The Greenvale Park Elementary PTO’s main fundraiser for the year, the Read-a-Thon, is under way, and the PTO is helping to create positive energy around reading by offering prize buckets for our students. Heidi McCormick, a GVP parent and PTO treasurer, and I, also a GVP parent, had the pleasure of selecting books for the prize buckets. We chose books from various reading levels and included kids’ favorites as well as classics. Students can try to win books featuring Piggie and Gerald, Pete-the-Cat, or Origami Yoda. Science books and biographies make up two groupings, and there is also a bucket of Spanish books!
Among the many books we have chosen, I want to highlight a few that mean a lot to our family. While we have always loved books by Mo Willems, the Elephant and Piggie books made a huge difference in my 6-year-old son’s reading development this summer. In his Kindergarten year, he didn’t really love reading. Getting him to do his book-in-a-bag was often a struggle, and it was clear that he saw reading as a task rather than a source of pleasure. But this summer things changed when he got hooked on Gerald and Piggie. My son has always been driven by humor—he lives to make his older brother laugh—so this wasn’t a surprise, given how funny these books are. But what was also great was how few words there were on each page, making it easy for a six-year-old to repeatedly read-flip page-read. And after a while he would half read/half memorize, and each reading increased his fluency because he was also acting out the books. When he had read every single Elephant and Piggie book, his attitude toward reading had changed dramatically. He was reading on his own, for fun, and now he excitedly races to get his book-in-a-bag!
Another bucket inspired by our recent family reading experience is Frank Baum’s The Wizard of Oz and the classic 1939 film adaptation starring Judy Garland. One of my greatest joys of parenting is reading with my children, and I have a rule that even though I’m reading with them, I will only read books that I like. After picking up The Wizard of Oz at Content (Northfield's excellent independent bookstore), I started reading it with my children and realized that I hadn’t actually read this book before. I thought I had because as most folks, I know the story and have seen the movie. Reading it for the first time, I was impressed with how compact the story is. Just having read the first three books of the Harry Potter series with my children, I found the fast pace and the intentional plotting of the novel so refreshing. After thoroughly enjoying the book, we rented the classic film adaptation from the library. We love reading a book and then watching a good film adaptation of it, because it gives us the opportunity to discuss similarities and differences, and what we liked vs. didn’t like about each version. In seeing the film, we definitely missed some crucial parts of the book (such as the porcelain people and creatures, and all of Oz’s weird antics), but we loved some added components like the prominence of the Wicked Witch of the West—absolutely loved her green skin! The joys of technicolor!

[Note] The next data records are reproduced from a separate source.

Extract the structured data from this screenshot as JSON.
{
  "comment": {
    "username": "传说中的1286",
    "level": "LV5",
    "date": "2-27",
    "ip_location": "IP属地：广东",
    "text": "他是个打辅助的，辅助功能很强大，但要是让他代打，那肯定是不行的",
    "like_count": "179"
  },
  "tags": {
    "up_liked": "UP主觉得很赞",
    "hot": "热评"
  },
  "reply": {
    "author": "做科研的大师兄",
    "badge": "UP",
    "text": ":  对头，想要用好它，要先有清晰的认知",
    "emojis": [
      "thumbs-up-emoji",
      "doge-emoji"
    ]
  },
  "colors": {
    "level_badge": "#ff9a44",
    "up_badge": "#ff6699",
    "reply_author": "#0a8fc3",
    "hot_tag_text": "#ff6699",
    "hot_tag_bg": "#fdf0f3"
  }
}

The prize bucket that is closest to my heart is one that holds the five beautiful books of The Birchbark House series written by Louise Erdrich. In my opinion, Erdrich is one of the best writers of our time, and I know many of her books very well. But I discovered The Birchbark House series when I randomly picked up the fourth book in the series, Chickadee (thank you again, Content Bookstore!) and was absolutely blown away after reading it with my children. We then read all the books in the series and cherished each one. The series initially centers on an Ojibwe girl named Omakayas and her life in the mid 1800’s. Subsequent books shift focus to Omakayas’s brother Quill and her sons Chickadee and Makoons. While the historical background of these books is important for all of us to read about, it’s the literary execution that makes them truly special. I believe children instinctively know good literature; they love to hear elegant language, and they pay more attention to well drawn-out stories. And true to form, my children listened intently to every breathless description, tensed up at every heartbreaking scene, and laughed out loud in the many, many funny moments of the book. As if all of this isn’t enough, the books also teach valuable lessons about Ojibwe culture and history.
If you are a parent, maybe your child will be the winner of one of these wonderful prize buckets! Regardless, I hope this blog post inspires you to check out these and other titles at the library or the local bookstore!
~Sun Hee Lee
If you want to show your appreciation of this post by donating to the Greenvale Park Elementary PTO, please visit givemn.org/organization/greenvalepark